§ Exercise requirements: Give back the data in full, with every line exact.

(Dataset rows for apps and sites)
--- START ---

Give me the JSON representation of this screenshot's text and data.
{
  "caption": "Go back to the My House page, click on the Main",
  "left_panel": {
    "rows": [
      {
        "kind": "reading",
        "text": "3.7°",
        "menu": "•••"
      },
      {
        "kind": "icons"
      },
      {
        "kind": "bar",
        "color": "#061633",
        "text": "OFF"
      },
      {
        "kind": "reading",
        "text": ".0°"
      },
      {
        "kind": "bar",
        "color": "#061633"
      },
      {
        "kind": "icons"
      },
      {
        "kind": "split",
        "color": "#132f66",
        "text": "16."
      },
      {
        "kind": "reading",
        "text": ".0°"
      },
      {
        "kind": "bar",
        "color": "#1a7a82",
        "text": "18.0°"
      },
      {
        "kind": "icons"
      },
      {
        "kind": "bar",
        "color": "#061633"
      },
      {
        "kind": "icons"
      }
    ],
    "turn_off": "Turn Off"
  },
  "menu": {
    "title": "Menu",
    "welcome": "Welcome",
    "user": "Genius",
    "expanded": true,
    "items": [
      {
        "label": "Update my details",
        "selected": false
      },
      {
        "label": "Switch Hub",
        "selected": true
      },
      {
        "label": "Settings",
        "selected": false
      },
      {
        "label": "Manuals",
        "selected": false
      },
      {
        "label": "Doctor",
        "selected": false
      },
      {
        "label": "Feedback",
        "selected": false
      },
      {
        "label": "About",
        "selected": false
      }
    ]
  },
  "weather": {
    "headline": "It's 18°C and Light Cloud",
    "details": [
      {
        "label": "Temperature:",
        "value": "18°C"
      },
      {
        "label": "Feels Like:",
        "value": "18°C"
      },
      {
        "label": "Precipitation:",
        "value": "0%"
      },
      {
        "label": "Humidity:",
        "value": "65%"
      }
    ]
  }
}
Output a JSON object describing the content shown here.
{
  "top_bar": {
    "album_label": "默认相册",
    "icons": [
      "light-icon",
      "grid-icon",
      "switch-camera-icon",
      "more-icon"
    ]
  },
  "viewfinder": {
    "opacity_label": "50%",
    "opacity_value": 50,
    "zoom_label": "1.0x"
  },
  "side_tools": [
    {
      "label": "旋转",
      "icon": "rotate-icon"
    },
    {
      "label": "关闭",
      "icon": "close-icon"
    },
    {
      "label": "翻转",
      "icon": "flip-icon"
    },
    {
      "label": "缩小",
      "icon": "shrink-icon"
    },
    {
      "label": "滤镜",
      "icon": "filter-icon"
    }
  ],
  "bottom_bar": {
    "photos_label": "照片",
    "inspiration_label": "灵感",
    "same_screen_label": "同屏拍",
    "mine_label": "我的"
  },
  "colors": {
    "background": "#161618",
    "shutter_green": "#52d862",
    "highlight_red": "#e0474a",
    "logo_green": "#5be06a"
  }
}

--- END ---

§ Your response:
Give me the JSON representation of this screenshot's text and data.
{
  "caption": "Go back to the My House page, click on the Main",
  "left_panel": {
    "rows": [
      {
        "kind": "reading",
        "text": "3.7°",
        "menu": "•••"
      },
      {
        "kind": "icons"
      },
      {
        "kind": "bar",
        "color": "#061633",
        "text": "OFF"
      },
      {
        "kind": "reading",
        "text": ".0°"
      },
      {
        "kind": "bar",
        "color": "#061633"
      },
      {
        "kind": "icons"
      },
      {
        "kind": "split",
        "color": "#132f66",
        "text": "16."
      },
      {
        "kind": "reading",
        "text": ".0°"
      },
      {
        "kind": "bar",
        "color": "#1a7a82",
        "text": "18.0°"
      },
      {
        "kind": "icons"
      },
      {
        "kind": "bar",
        "color": "#061633"
      },
      {
        "kind": "icons"
      }
    ],
    "turn_off": "Turn Off"
  },
  "menu": {
    "title": "Menu",
    "welcome": "Welcome",
    "user": "Genius",
    "expanded": true,
    "items": [
      {
        "label": "Update my details",
        "selected": false
      },
      {
        "label": "Switch Hub",
        "selected": true
      },
      {
        "label": "Settings",
        "selected": false
      },
      {
        "label": "Manuals",
        "selected": false
      },
      {
        "label": "Doctor",
        "selected": false
      },
      {
        "label": "Feedback",
        "selected": false
      },
      {
        "label": "About",
        "selected": false
      }
    ]
  },
  "weather": {
    "headline": "It's 18°C and Light Cloud",
    "details": [
      {
        "label": "Temperature:",
        "value": "18°C"
      },
      {
        "label": "Feels Like:",
        "value": "18°C"
      },
      {
        "label": "Precipitation:",
        "value": "0%"
      },
      {
        "label": "Humidity:",
        "value": "65%"
      }
    ]
  }
}
Output a JSON object describing the content shown here.
{
  "top_bar": {
    "album_label": "默认相册",
    "icons": [
      "light-icon",
      "grid-icon",
      "switch-camera-icon",
      "more-icon"
    ]
  },
  "viewfinder": {
    "opacity_label": "50%",
    "opacity_value": 50,
    "zoom_label": "1.0x"
  },
  "side_tools": [
    {
      "label": "旋转",
      "icon": "rotate-icon"
    },
    {
      "label": "关闭",
      "icon": "close-icon"
    },
    {
      "label": "翻转",
      "icon": "flip-icon"
    },
    {
      "label": "缩小",
      "icon": "shrink-icon"
    },
    {
      "label": "滤镜",
      "icon": "filter-icon"
    }
  ],
  "bottom_bar": {
    "photos_label": "照片",
    "inspiration_label": "灵感",
    "same_screen_label": "同屏拍",
    "mine_label": "我的"
  },
  "colors": {
    "background": "#161618",
    "shutter_green": "#52d862",
    "highlight_red": "#e0474a",
    "logo_green": "#5be06a"
  }
}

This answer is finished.